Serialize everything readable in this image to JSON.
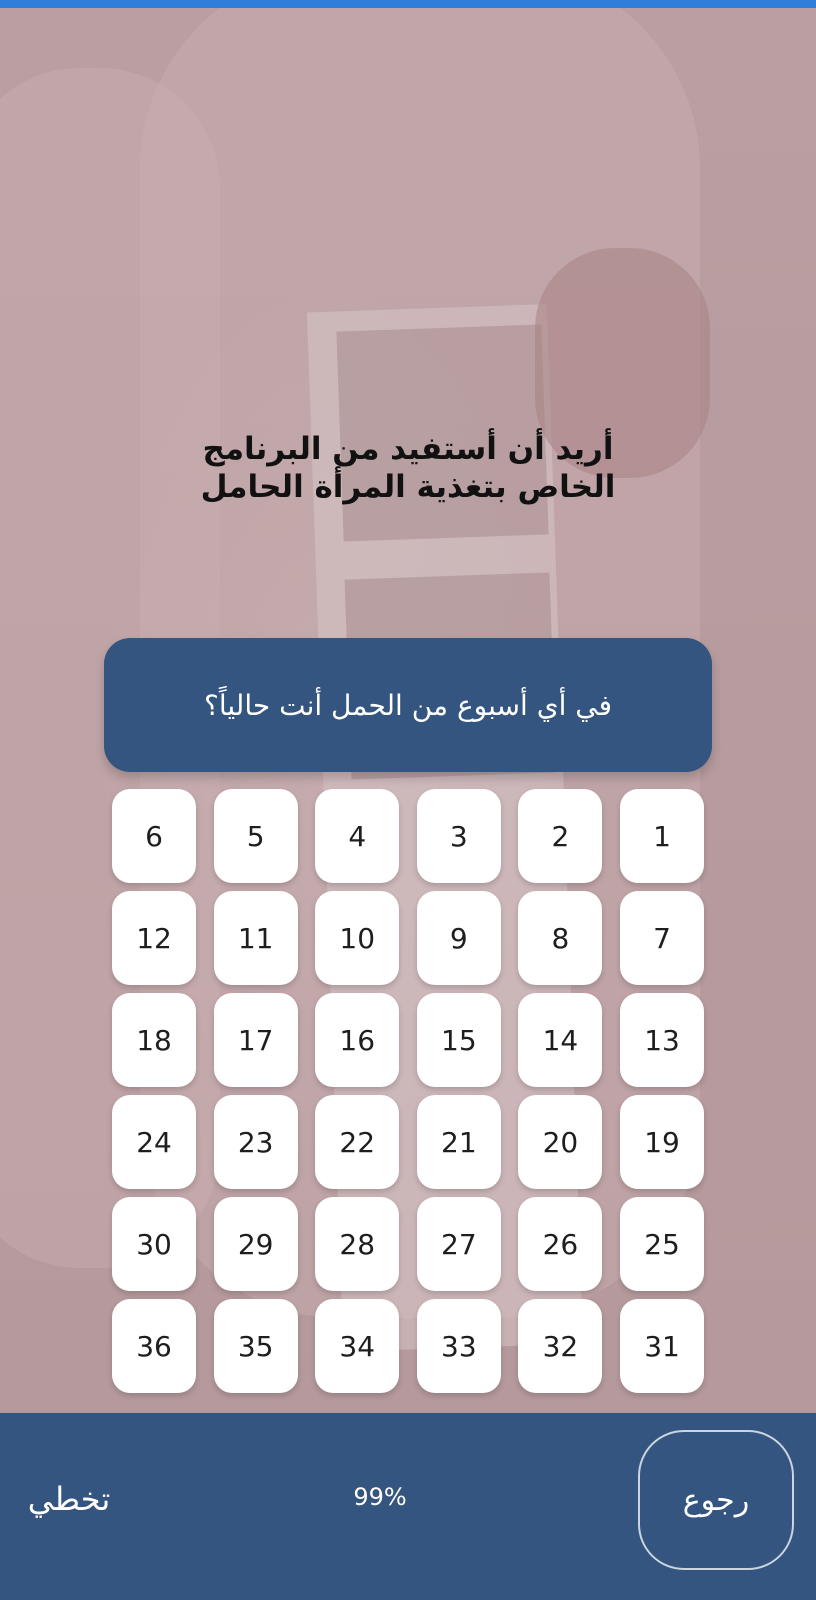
{
  "headline": "أريد أن أستفيد من البرنامج الخاص بتغذية المرأة الحامل",
  "question": "في أي أسبوع من الحمل أنت حالياً؟",
  "weeks": [
    "1",
    "2",
    "3",
    "4",
    "5",
    "6",
    "7",
    "8",
    "9",
    "10",
    "11",
    "12",
    "13",
    "14",
    "15",
    "16",
    "17",
    "18",
    "19",
    "20",
    "21",
    "22",
    "23",
    "24",
    "25",
    "26",
    "27",
    "28",
    "29",
    "30",
    "31",
    "32",
    "33",
    "34",
    "35",
    "36"
  ],
  "footer": {
    "back_label": "رجوع",
    "progress_text": "99%",
    "skip_label": "تخطي"
  },
  "colors": {
    "accent": "#2f7ed8",
    "primary": "#34557f",
    "background_tint": "#b49b9d"
  }
}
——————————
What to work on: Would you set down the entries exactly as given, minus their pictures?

Your response:
Serialize everything readable in this image to JSON.
{
  "headline": "أريد أن أستفيد من البرنامج الخاص بتغذية المرأة الحامل",
  "question": "في أي أسبوع من الحمل أنت حالياً؟",
  "weeks": [
    "1",
    "2",
    "3",
    "4",
    "5",
    "6",
    "7",
    "8",
    "9",
    "10",
    "11",
    "12",
    "13",
    "14",
    "15",
    "16",
    "17",
    "18",
    "19",
    "20",
    "21",
    "22",
    "23",
    "24",
    "25",
    "26",
    "27",
    "28",
    "29",
    "30",
    "31",
    "32",
    "33",
    "34",
    "35",
    "36"
  ],
  "footer": {
    "back_label": "رجوع",
    "progress_text": "99%",
    "skip_label": "تخطي"
  },
  "colors": {
    "accent": "#2f7ed8",
    "primary": "#34557f",
    "background_tint": "#b49b9d"
  }
}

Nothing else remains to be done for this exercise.